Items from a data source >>

=== Begin Enclosure ===

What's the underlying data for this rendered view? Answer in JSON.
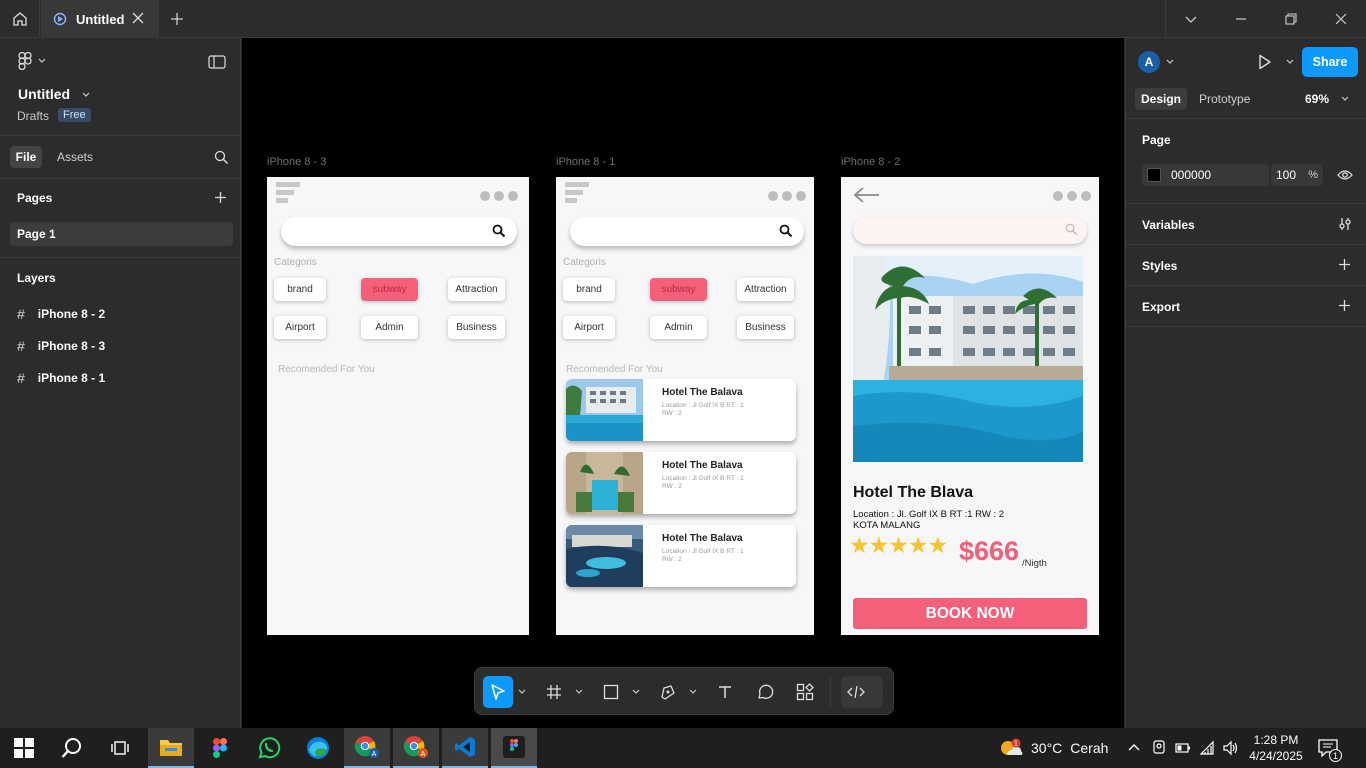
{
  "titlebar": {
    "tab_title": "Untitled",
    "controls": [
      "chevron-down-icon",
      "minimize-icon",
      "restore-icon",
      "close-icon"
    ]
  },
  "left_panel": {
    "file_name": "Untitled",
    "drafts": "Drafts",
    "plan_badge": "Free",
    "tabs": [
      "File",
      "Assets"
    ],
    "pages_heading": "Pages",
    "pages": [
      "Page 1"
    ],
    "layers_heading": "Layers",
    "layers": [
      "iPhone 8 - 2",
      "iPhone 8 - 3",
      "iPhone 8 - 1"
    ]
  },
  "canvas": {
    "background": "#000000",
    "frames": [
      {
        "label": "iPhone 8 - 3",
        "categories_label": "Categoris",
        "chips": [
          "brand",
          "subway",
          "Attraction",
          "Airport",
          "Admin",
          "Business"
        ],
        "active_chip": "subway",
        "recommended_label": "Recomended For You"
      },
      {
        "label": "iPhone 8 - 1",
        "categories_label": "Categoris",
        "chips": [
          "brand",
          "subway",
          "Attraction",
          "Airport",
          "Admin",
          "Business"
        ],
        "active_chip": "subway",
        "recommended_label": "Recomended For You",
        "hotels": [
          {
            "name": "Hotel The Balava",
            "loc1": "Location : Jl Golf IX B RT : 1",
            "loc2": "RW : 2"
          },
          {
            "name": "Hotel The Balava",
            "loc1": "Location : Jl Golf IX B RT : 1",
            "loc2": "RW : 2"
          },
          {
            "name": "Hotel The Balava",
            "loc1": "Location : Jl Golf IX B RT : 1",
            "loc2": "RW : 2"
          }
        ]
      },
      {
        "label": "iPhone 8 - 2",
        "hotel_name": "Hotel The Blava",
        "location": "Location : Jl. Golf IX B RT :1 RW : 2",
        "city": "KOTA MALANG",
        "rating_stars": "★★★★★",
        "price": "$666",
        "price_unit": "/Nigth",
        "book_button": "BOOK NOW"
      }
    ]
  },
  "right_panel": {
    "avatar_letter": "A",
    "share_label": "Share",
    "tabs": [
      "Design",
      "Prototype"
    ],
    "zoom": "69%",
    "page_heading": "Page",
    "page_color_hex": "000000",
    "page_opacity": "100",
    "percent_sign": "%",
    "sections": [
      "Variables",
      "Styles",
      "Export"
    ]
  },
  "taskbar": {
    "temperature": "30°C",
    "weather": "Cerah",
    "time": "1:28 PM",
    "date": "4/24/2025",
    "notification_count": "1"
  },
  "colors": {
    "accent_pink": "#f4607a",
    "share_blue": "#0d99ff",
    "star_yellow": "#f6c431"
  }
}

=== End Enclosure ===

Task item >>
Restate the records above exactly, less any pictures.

Output of the exercise >>
What's the underlying data for this rendered view? Answer in JSON.
{
  "titlebar": {
    "tab_title": "Untitled",
    "controls": [
      "chevron-down-icon",
      "minimize-icon",
      "restore-icon",
      "close-icon"
    ]
  },
  "left_panel": {
    "file_name": "Untitled",
    "drafts": "Drafts",
    "plan_badge": "Free",
    "tabs": [
      "File",
      "Assets"
    ],
    "pages_heading": "Pages",
    "pages": [
      "Page 1"
    ],
    "layers_heading": "Layers",
    "layers": [
      "iPhone 8 - 2",
      "iPhone 8 - 3",
      "iPhone 8 - 1"
    ]
  },
  "canvas": {
    "background": "#000000",
    "frames": [
      {
        "label": "iPhone 8 - 3",
        "categories_label": "Categoris",
        "chips": [
          "brand",
          "subway",
          "Attraction",
          "Airport",
          "Admin",
          "Business"
        ],
        "active_chip": "subway",
        "recommended_label": "Recomended For You"
      },
      {
        "label": "iPhone 8 - 1",
        "categories_label": "Categoris",
        "chips": [
          "brand",
          "subway",
          "Attraction",
          "Airport",
          "Admin",
          "Business"
        ],
        "active_chip": "subway",
        "recommended_label": "Recomended For You",
        "hotels": [
          {
            "name": "Hotel The Balava",
            "loc1": "Location : Jl Golf IX B RT : 1",
            "loc2": "RW : 2"
          },
          {
            "name": "Hotel The Balava",
            "loc1": "Location : Jl Golf IX B RT : 1",
            "loc2": "RW : 2"
          },
          {
            "name": "Hotel The Balava",
            "loc1": "Location : Jl Golf IX B RT : 1",
            "loc2": "RW : 2"
          }
        ]
      },
      {
        "label": "iPhone 8 - 2",
        "hotel_name": "Hotel The Blava",
        "location": "Location : Jl. Golf IX B RT :1 RW : 2",
        "city": "KOTA MALANG",
        "rating_stars": "★★★★★",
        "price": "$666",
        "price_unit": "/Nigth",
        "book_button": "BOOK NOW"
      }
    ]
  },
  "right_panel": {
    "avatar_letter": "A",
    "share_label": "Share",
    "tabs": [
      "Design",
      "Prototype"
    ],
    "zoom": "69%",
    "page_heading": "Page",
    "page_color_hex": "000000",
    "page_opacity": "100",
    "percent_sign": "%",
    "sections": [
      "Variables",
      "Styles",
      "Export"
    ]
  },
  "taskbar": {
    "temperature": "30°C",
    "weather": "Cerah",
    "time": "1:28 PM",
    "date": "4/24/2025",
    "notification_count": "1"
  },
  "colors": {
    "accent_pink": "#f4607a",
    "share_blue": "#0d99ff",
    "star_yellow": "#f6c431"
  }
}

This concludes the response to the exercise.